A new system for detecting consumer products which violate safety rules uncovered more than 12.5m defective items shipped into the US in fiscal 2013.

The US Consumer Product Safety Commission (CPSC) used a RAM (risk assessment methodology) system to detect 8.2m defective items in the second half of fiscal 2013 alone, it said, including about 2.1m children’s products.

The CPSC is proposing to expand the RAM system, first piloted in 2011, and which involves the analysis of Customs data to make risk-based decisions on which shipments to inspect.

The agency screened more than 14,000 consumer product shipments in the April to September period last year, detecting violative or defective products in more than 600 of them.

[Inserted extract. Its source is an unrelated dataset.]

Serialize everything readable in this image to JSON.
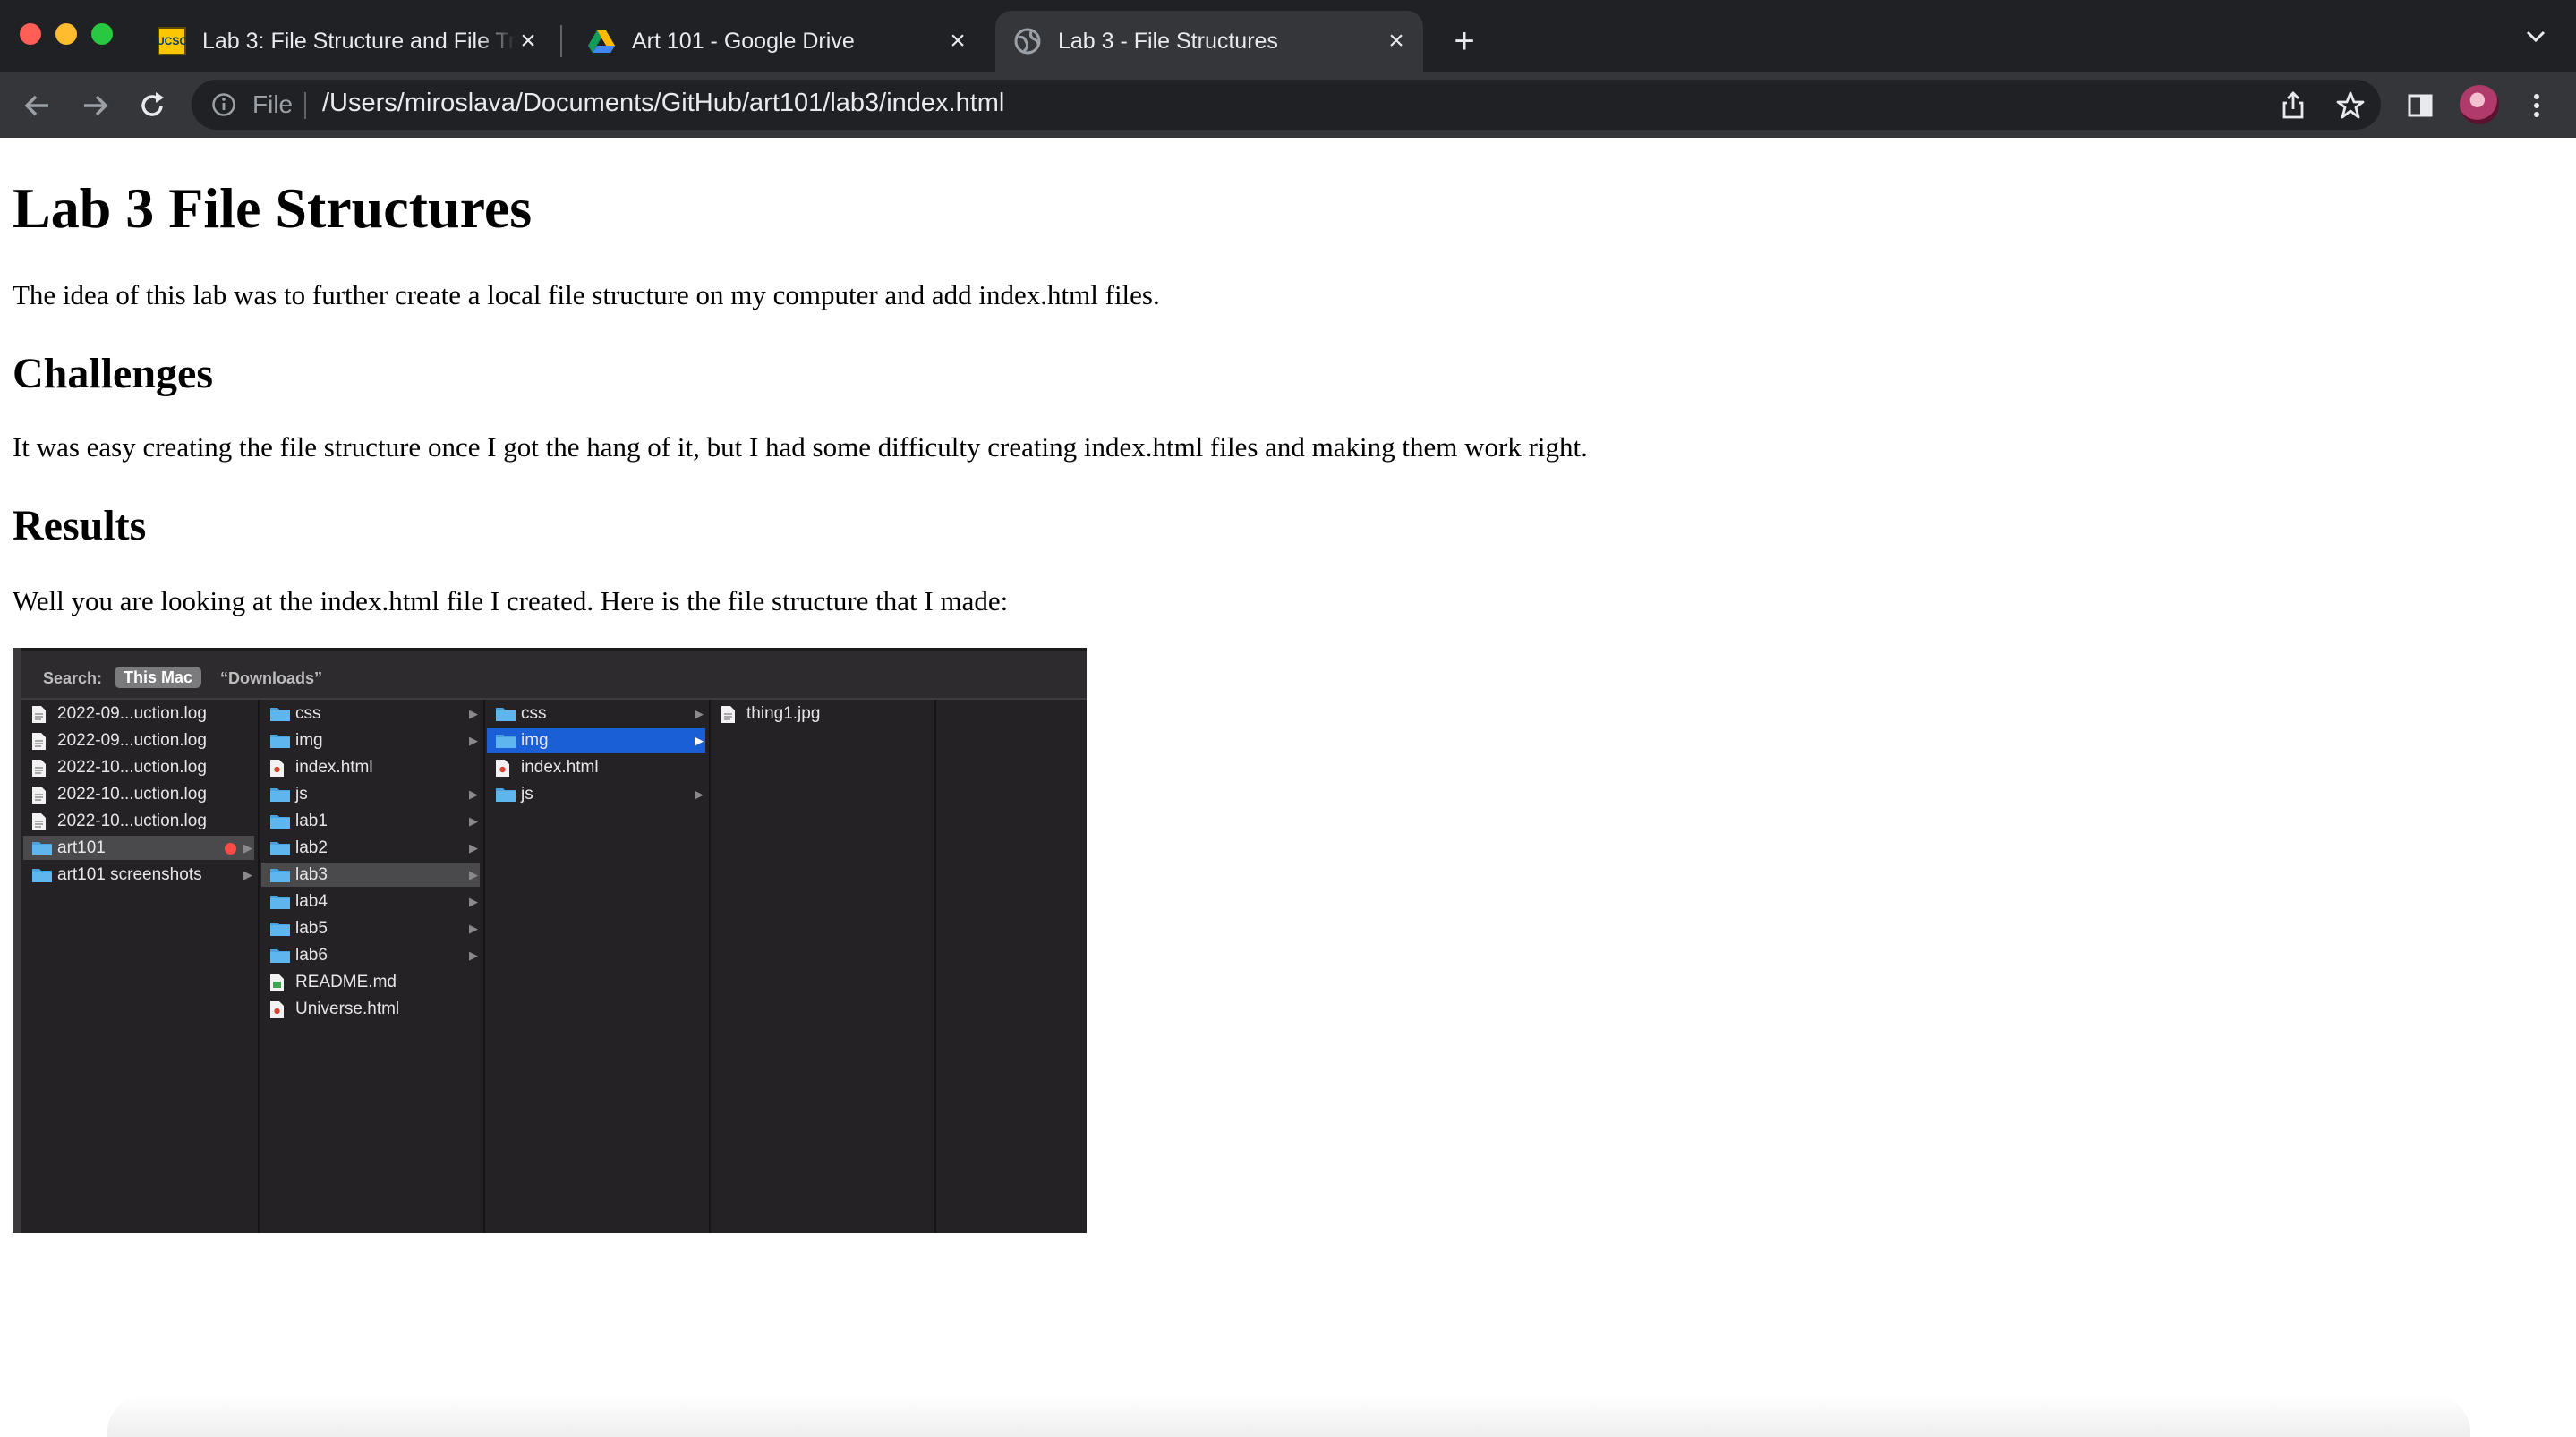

The most common issues revolved around lead content or lead in paint in higher than permitted amounts, as well as products containing phthalates and toys and other articles with small parts, constituting a choking hazard for young children.